Your task is to copy each line of the records that includes the string "following".

______

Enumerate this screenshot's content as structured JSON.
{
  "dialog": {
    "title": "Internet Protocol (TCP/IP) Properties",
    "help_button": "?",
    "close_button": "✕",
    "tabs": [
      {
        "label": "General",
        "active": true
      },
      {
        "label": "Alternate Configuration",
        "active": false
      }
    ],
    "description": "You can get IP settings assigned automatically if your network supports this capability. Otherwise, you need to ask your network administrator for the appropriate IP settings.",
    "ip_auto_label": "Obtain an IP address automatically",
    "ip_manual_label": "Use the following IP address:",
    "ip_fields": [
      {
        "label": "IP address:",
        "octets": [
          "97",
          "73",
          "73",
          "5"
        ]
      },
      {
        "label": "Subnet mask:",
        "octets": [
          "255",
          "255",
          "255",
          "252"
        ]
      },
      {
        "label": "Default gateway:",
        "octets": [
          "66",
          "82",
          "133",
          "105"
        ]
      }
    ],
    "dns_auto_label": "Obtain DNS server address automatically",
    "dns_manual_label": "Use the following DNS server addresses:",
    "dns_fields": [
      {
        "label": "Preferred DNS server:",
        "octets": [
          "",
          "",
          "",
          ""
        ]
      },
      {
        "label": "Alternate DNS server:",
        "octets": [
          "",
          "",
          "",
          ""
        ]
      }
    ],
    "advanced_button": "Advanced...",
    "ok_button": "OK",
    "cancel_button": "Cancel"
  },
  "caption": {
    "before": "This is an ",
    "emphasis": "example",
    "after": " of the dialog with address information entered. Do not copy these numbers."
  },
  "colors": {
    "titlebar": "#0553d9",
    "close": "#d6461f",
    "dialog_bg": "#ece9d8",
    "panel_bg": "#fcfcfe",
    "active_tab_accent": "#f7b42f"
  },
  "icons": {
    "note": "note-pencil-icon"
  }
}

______

** Answer to this problem **
    "ip_manual_label": "Use the following IP address:",
    "dns_manual_label": "Use the following DNS server addresses:",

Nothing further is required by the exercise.